▶ Collection entries
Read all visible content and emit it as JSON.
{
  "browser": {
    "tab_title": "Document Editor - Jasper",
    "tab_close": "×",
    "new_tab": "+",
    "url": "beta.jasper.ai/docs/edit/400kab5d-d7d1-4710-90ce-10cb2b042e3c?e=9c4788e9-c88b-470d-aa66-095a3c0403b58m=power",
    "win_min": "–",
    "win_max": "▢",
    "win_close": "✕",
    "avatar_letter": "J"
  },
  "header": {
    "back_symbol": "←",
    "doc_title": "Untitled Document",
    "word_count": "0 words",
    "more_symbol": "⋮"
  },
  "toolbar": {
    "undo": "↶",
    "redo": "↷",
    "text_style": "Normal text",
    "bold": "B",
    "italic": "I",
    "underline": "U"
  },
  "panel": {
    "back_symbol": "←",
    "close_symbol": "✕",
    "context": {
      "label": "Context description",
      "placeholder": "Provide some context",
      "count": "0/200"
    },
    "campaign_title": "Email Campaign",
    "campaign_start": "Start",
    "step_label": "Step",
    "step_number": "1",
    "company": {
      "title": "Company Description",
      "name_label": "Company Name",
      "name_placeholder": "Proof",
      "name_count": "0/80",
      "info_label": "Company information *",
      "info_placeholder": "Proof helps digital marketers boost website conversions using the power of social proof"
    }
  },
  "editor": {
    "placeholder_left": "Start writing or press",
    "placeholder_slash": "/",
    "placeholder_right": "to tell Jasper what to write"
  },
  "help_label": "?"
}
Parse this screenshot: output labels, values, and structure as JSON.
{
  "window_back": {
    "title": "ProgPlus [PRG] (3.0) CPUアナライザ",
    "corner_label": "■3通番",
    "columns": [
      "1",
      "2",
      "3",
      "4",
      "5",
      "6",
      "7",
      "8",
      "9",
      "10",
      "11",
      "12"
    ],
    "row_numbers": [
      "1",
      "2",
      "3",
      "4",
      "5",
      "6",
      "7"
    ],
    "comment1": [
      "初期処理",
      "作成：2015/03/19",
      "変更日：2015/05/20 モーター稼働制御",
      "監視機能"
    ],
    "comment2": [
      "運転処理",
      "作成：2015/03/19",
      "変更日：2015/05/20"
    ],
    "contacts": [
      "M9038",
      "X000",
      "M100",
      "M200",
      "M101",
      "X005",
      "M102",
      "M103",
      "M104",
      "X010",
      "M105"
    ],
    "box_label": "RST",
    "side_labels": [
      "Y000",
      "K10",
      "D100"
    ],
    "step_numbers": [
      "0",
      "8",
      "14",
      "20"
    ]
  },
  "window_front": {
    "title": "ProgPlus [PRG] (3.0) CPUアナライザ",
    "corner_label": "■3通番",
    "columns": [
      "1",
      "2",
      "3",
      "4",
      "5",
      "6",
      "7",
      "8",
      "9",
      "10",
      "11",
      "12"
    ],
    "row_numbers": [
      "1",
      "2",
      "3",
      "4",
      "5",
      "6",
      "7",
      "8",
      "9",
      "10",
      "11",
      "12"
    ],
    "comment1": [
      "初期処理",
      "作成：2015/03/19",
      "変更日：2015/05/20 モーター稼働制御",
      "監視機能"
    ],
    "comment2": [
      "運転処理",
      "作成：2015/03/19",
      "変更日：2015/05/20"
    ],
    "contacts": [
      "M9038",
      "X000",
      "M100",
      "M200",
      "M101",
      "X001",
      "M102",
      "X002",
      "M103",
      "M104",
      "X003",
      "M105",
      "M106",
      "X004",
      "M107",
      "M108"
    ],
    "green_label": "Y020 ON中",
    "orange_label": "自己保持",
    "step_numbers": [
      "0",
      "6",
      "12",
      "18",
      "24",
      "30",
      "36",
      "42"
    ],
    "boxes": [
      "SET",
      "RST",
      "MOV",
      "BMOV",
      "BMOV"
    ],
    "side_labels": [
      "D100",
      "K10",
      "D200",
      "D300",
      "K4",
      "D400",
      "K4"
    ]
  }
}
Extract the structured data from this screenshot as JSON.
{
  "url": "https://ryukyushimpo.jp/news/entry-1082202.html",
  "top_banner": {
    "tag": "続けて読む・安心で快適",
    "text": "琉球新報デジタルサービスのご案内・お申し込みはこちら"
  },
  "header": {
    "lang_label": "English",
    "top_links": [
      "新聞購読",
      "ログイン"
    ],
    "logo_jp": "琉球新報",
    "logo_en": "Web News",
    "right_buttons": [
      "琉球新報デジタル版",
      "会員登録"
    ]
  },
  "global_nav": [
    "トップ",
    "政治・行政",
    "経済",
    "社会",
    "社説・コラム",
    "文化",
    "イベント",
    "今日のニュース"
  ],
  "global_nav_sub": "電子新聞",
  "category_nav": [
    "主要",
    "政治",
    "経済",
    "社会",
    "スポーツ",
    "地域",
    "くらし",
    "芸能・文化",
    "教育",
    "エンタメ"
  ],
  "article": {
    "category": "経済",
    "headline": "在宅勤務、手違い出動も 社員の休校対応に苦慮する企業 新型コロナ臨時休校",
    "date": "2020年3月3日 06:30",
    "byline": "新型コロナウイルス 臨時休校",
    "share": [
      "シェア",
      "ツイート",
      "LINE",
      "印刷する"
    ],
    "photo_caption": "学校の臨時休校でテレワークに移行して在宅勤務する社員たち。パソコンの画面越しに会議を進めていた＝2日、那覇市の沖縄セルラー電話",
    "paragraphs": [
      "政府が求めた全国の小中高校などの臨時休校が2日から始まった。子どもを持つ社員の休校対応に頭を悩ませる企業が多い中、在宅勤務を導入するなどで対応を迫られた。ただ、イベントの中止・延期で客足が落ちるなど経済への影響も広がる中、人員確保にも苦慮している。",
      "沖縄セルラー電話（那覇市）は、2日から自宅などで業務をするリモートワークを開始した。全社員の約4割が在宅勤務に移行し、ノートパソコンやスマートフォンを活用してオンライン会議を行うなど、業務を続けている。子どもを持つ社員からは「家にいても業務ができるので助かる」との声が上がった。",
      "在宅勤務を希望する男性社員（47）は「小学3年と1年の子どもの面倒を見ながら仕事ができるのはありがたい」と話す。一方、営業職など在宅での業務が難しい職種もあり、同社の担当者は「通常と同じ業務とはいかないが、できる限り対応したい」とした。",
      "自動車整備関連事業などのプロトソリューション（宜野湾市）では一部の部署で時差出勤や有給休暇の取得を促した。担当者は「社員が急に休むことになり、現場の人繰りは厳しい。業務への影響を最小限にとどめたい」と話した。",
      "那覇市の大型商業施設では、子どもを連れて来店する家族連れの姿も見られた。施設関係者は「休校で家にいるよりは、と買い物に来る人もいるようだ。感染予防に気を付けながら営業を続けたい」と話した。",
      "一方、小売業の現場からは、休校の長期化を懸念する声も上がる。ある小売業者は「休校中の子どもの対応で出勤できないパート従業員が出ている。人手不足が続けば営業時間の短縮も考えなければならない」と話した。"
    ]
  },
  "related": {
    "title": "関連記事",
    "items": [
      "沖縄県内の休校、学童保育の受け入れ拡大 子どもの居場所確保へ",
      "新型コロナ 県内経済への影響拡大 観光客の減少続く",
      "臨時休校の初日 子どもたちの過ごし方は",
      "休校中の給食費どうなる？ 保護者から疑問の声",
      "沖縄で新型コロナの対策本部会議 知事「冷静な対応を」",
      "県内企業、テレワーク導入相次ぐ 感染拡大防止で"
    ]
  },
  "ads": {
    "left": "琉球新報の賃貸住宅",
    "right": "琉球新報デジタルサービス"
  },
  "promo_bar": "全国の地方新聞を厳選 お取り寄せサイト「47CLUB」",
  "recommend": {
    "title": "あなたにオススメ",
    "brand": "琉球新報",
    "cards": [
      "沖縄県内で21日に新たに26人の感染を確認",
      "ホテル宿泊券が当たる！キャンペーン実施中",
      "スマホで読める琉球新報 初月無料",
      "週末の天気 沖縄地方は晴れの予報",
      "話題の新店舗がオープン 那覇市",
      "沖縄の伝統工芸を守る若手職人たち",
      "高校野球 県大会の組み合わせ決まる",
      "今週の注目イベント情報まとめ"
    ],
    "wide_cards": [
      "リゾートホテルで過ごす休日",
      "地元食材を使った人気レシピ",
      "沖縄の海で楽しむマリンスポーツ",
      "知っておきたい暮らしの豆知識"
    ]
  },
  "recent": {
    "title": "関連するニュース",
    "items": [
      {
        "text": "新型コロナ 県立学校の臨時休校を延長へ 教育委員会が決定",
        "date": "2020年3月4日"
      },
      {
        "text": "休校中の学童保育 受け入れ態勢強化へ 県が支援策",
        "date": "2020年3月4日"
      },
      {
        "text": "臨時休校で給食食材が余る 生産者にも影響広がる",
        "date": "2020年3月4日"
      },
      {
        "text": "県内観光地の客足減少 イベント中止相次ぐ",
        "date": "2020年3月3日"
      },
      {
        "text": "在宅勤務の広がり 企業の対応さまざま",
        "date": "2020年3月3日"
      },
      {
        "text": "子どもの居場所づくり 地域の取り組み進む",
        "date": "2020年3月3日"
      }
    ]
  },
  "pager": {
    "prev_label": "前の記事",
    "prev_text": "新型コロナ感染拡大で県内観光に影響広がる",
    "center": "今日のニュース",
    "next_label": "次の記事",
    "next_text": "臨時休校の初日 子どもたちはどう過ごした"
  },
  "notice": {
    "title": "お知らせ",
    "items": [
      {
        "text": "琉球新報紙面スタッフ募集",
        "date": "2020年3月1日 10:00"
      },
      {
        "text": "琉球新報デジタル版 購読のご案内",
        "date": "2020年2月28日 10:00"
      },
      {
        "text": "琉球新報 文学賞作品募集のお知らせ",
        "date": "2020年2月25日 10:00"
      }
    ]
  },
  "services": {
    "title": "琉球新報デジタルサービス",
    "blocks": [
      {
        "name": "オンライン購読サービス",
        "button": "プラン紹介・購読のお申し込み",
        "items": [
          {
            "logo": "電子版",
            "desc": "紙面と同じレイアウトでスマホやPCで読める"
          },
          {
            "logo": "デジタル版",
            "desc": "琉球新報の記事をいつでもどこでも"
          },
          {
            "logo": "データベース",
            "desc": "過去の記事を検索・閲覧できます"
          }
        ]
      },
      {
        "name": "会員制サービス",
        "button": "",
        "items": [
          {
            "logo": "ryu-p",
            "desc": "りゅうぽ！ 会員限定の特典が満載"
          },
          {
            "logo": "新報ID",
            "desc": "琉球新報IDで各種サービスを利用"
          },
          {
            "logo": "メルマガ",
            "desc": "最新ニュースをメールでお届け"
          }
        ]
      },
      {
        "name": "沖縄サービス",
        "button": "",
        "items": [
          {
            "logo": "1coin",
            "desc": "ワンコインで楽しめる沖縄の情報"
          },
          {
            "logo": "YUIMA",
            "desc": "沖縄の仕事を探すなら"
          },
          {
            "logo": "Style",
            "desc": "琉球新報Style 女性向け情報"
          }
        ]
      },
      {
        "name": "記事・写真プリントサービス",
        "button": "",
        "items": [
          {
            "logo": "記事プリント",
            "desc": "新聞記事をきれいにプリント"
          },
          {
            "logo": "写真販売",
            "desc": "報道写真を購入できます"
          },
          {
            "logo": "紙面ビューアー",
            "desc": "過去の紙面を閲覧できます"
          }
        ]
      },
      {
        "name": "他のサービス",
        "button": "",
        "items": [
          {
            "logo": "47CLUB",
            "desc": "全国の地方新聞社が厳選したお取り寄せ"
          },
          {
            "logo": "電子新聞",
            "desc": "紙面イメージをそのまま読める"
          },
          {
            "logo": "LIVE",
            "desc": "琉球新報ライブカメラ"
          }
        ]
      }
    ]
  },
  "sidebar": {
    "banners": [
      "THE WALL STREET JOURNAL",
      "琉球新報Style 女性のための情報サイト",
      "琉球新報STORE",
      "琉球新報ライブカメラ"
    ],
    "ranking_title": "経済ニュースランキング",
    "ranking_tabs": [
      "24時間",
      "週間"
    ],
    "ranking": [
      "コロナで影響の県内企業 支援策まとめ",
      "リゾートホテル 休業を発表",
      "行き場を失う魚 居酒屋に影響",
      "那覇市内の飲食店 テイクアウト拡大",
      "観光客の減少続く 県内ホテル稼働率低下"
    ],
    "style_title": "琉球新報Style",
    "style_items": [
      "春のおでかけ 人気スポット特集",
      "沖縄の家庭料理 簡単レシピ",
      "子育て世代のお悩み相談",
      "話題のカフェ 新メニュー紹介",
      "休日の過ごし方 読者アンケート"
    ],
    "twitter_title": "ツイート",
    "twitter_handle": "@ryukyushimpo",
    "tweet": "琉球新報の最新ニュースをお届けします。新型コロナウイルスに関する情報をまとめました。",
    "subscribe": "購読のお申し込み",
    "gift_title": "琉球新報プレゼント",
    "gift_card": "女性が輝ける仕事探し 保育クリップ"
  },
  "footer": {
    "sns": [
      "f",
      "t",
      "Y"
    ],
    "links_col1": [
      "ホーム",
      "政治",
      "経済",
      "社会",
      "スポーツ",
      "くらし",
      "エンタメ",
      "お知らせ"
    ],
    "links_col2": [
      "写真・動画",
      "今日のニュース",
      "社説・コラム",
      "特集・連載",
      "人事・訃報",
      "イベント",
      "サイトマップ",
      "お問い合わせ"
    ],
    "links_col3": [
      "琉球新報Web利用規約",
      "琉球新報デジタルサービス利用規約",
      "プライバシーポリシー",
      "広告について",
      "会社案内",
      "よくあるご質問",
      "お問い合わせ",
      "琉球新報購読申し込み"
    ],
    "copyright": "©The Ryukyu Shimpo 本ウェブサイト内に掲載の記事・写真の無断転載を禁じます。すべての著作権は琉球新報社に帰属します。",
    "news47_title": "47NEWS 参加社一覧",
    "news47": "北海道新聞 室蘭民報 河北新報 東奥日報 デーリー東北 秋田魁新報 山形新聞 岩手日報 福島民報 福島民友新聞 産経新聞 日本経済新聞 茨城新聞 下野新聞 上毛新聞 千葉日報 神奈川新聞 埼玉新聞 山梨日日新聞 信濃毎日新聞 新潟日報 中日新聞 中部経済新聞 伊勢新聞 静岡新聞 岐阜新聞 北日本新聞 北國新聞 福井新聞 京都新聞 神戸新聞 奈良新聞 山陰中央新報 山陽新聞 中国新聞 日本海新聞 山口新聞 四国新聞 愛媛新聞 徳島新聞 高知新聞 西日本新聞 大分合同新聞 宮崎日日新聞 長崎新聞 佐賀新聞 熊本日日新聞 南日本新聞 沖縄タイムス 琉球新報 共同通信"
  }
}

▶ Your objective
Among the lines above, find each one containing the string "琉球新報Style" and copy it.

▶ Written solution
            "desc": "琉球新報Style 女性向け情報"
      "琉球新報Style 女性のための情報サイト",
    "style_title": "琉球新報Style",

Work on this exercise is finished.